A "nice" category $\mathcal{C}$ should be (for the purposes of this question) locally presentable at a minimum, and maybe a bit more. One might require $\mathcal{C}$ to be (in roughly order of increasing restrictiveness)

ABn for some $n$.

Grothendieck

locally finitely presentable

the category $\mathsf{QCoh}(X)$ of quasicoherent sheaves on a scheme $X$ (possibly with further adjectives)

etc.

In particular: if $\mathsf{QCoh}(X)$ has enough projectives, then is $X$ a disjoint union of affine varieties?

**Clarification:** Just to be clear, I'm well aware of the Freyd-Mitchell embedding theorem. This is not a question about how close abelian categories are to module categories -- it's a question about how restrictive it is for an abelian category to have enough projectives. The local presentability hypothesis rules out the duals of categories of sheaves for instance.

**Motivation / Evidence:**
I'm thinking of things like this result: the category of sheaves on a locally connected topological space has enough projectives iff that space is an Alexandroff space -- a very restrictive condition. ~~ I suspect that the category of sheaves on an Alexandroff space is a ~~ Although on reflection, the category of sheaves on an Alexandroff space need not be an additive presheaf category -- in particular, it need not be locally finitely presentable. So perhaps one should assume that $\mathcal C$ ~~ module category ~~ additive presheaf category. *is* locally finitely presentable for the purposes of this question.

For another example in this direction, consider the fact that the category of quasicoherent sheaves on a smooth projective variety of dimension >0 over a field never has enough projectives. (See my CW answer below for a more general result).

**Alternative formulation:**
If we assume that $\mathcal C$, in addition to being a "nice" abelian category with enough projectives, has a compact generator, then is $\mathcal C$ a module category? This would follow from the formulation above, since an additive presheaf category with a compact generator is a module category; but it could conceivably be easier to show. It would also settle a form of the question about categories $\mathsf{QCoh}(X)$.

familyof indecomposable projectives generates, in particular, every projective is a coproduct of indecomposables.

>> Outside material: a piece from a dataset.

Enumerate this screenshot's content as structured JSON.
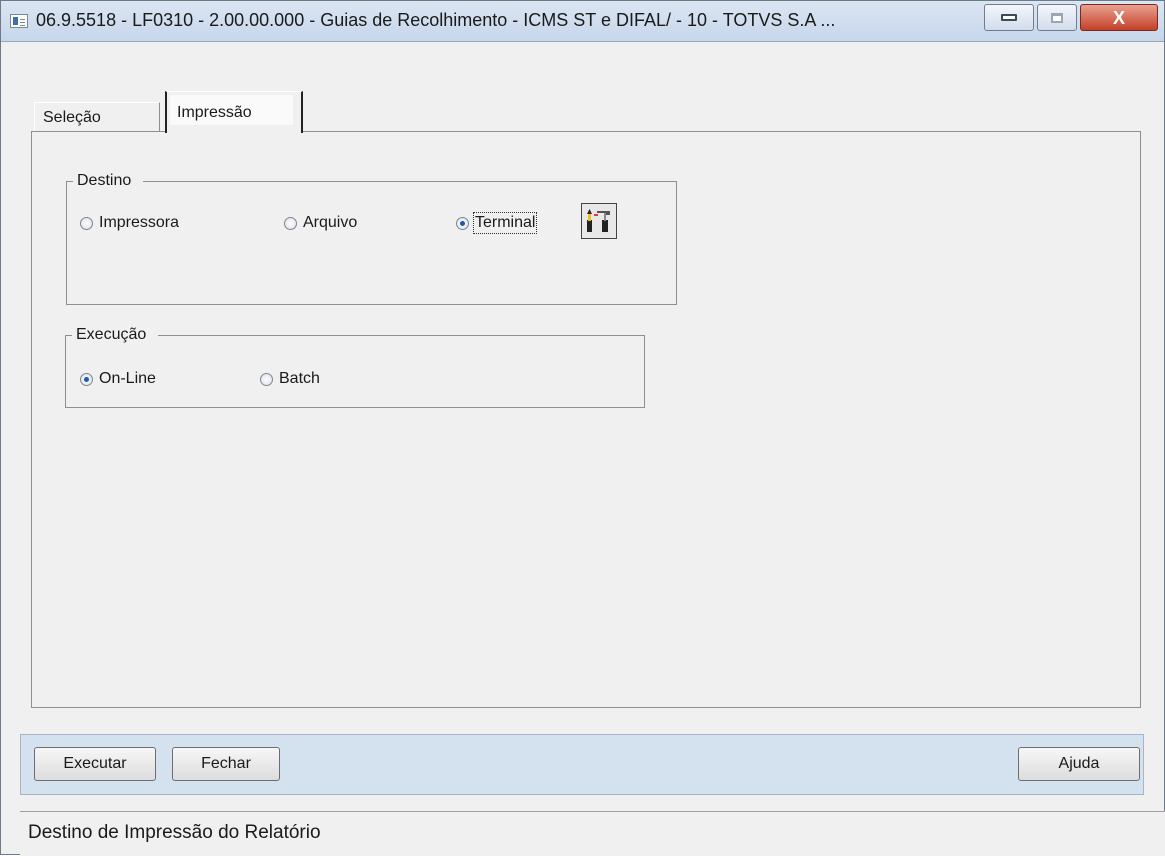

In $\mathsf{Ab}^{\mathbb N}$, these are $(0,...,0,0,\mathbb Z,0,0,...)$. An example of enough projectives without any indecomposables is given, I believe, by sheaves over an atomless complete Boolean algebra. $\endgroup$ – მამუკა ჯიბლაძე Jan 8 '18 at 17:29